In this unit, students find the volume of rectangular prisms and figures composed of two prisms.
Section A: Unit Cubes and Volume
In this section, students learn to call the amount of space an object takes up volume. Volume is measured in cubes. For example, this prism has a volume of 120 cubes.
To find the volume of any prism, students can find the number of cubes in one layer and multiply that number by the number of layers.

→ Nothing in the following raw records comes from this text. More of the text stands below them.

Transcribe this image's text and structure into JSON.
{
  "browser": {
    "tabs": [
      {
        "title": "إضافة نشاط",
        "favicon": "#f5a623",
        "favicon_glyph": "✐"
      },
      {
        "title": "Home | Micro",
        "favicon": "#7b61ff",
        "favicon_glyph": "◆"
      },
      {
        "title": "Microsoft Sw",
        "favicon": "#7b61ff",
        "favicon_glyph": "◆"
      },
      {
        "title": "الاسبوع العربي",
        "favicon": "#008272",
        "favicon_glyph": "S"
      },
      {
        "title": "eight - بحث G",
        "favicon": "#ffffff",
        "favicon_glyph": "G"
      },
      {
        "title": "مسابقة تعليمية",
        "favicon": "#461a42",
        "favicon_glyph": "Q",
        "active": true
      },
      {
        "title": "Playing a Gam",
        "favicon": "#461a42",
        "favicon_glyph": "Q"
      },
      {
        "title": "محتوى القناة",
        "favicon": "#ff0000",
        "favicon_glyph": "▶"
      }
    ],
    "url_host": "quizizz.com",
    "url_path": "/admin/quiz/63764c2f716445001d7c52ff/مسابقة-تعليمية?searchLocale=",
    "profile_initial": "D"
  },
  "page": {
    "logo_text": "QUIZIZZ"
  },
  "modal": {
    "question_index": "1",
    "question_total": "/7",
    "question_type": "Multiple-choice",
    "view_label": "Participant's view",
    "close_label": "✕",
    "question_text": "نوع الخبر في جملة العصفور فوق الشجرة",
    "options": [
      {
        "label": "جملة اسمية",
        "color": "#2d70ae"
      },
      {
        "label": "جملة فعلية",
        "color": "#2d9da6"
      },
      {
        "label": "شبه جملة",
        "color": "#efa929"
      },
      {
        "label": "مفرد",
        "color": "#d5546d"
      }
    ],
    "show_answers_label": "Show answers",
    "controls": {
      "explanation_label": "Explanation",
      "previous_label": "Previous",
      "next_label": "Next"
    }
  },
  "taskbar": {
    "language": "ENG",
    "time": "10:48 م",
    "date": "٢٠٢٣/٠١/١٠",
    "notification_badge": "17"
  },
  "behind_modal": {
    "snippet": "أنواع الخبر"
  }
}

In this example, students might describe this prism as having 5 layers of 24 cubes.
They can find the number of cubes by multiplying 5 and 24. So, \(5 \times 24 = 120\).
Section B: Expressions for Finding Volume
In this section, students find the volume of a rectangular prism by multiplying the side lengths or by multiplying the area of the base by the height.
For example they can multiply the length by width by height, or \(3 \times 5 \times 6\) or they can find the bottom area by multiplying \(3 \times 5\) to get 15 and then multiplying 15 by 6. The volume of this rectangular prism is 90 cubic units.
Section C: Volume of Solid Figures
In this section, students learn that some figures are made from two rectangular prisms. They break apart these figures and find the volume of each prism. Then, they add the volumes of the two prisms to find the total volume of the figure.
Depending on how they break it apart, they can find the volume in different ways. They could multiply in these ways to find the volume of the figure:
\((3 \times 3 \times 5) + (5 \times 2 \times 5)\)
\((3 \times 5 \times 5) + (2 \times 2 \times 5)\)
Try it at home!
Near the end of the unit, find the volume of these figures with your student.
Questions that may be helpful as they work:
- How are the 2 problems the same? How are they different?
- Can you explain or show me how you found the volume?
- How did you know you needed that number or piece of information?